The book’s cultural Marxist perspective is supplemented by a sociology of culture derived from the work of Pierre Bourdieu. The author aims to explain why Iain Sinclair has become the sole serious contemporary poet to have broken from the avant garde into a popular, more commercial status. What can we learn from a writer who is at once a rare neo-modernist and the focus of a metropolitan literary cult? Why are other major poets still unrecognized outside academia? This study explores Iain Sinclair’s relation to the ‘Cambridge school’ of neo-modernist poetry, and reconstructs the twentieth century poetic genealogies upon which Sinclair's writing has drawn.
‘Bond’s take on Sinclair is relentless and completely engrossing. It has intellectual drive, theoretical acuity and immersive vigilance.
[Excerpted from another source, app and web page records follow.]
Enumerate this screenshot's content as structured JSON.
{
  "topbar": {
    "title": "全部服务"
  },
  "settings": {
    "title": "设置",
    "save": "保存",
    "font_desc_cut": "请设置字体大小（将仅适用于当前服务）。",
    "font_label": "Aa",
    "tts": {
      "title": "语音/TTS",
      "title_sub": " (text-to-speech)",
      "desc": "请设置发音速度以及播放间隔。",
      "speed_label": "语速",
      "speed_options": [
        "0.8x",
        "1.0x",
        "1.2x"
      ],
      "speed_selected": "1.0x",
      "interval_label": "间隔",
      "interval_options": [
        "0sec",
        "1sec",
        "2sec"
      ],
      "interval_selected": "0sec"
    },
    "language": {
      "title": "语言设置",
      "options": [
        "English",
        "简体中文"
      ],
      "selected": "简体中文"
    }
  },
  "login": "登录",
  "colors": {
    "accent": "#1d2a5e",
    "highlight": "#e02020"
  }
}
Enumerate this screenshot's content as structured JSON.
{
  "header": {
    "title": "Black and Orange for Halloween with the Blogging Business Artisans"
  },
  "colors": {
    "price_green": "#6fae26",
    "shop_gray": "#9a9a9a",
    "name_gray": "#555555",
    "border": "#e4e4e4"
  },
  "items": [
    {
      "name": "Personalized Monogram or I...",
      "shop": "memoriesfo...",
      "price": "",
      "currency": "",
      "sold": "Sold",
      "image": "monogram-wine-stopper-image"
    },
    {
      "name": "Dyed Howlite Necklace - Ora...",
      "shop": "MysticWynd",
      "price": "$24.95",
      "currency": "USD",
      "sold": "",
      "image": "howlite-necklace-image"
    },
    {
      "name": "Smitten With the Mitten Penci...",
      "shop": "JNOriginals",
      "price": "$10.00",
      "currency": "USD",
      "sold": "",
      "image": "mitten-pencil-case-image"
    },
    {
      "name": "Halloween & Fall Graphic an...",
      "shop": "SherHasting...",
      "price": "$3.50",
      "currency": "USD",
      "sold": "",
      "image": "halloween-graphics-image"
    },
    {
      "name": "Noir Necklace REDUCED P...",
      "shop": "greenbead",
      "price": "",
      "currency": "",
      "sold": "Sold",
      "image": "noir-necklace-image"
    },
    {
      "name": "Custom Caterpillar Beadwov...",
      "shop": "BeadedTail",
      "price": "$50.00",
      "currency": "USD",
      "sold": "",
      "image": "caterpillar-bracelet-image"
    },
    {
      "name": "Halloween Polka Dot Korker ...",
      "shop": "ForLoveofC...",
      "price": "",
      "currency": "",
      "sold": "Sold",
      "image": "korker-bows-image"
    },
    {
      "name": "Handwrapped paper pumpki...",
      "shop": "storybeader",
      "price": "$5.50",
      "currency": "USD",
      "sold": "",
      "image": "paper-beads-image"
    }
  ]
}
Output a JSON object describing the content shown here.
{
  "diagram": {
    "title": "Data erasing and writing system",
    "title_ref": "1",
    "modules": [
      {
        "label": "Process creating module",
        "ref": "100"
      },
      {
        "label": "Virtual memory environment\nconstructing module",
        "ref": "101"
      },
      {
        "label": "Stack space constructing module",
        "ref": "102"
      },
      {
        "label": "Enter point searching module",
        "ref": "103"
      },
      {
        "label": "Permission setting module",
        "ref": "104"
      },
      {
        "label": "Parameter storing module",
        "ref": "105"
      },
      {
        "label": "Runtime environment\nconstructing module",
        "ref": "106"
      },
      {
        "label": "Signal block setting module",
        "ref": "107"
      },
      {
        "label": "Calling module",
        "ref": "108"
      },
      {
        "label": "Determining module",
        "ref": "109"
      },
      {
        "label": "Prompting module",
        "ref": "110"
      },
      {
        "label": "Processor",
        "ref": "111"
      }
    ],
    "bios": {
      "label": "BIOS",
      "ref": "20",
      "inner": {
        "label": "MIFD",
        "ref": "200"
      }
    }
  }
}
This is precisely the kind of politically adroit reading that Sinclair's writing is intended to produce.’ —Rod Mengham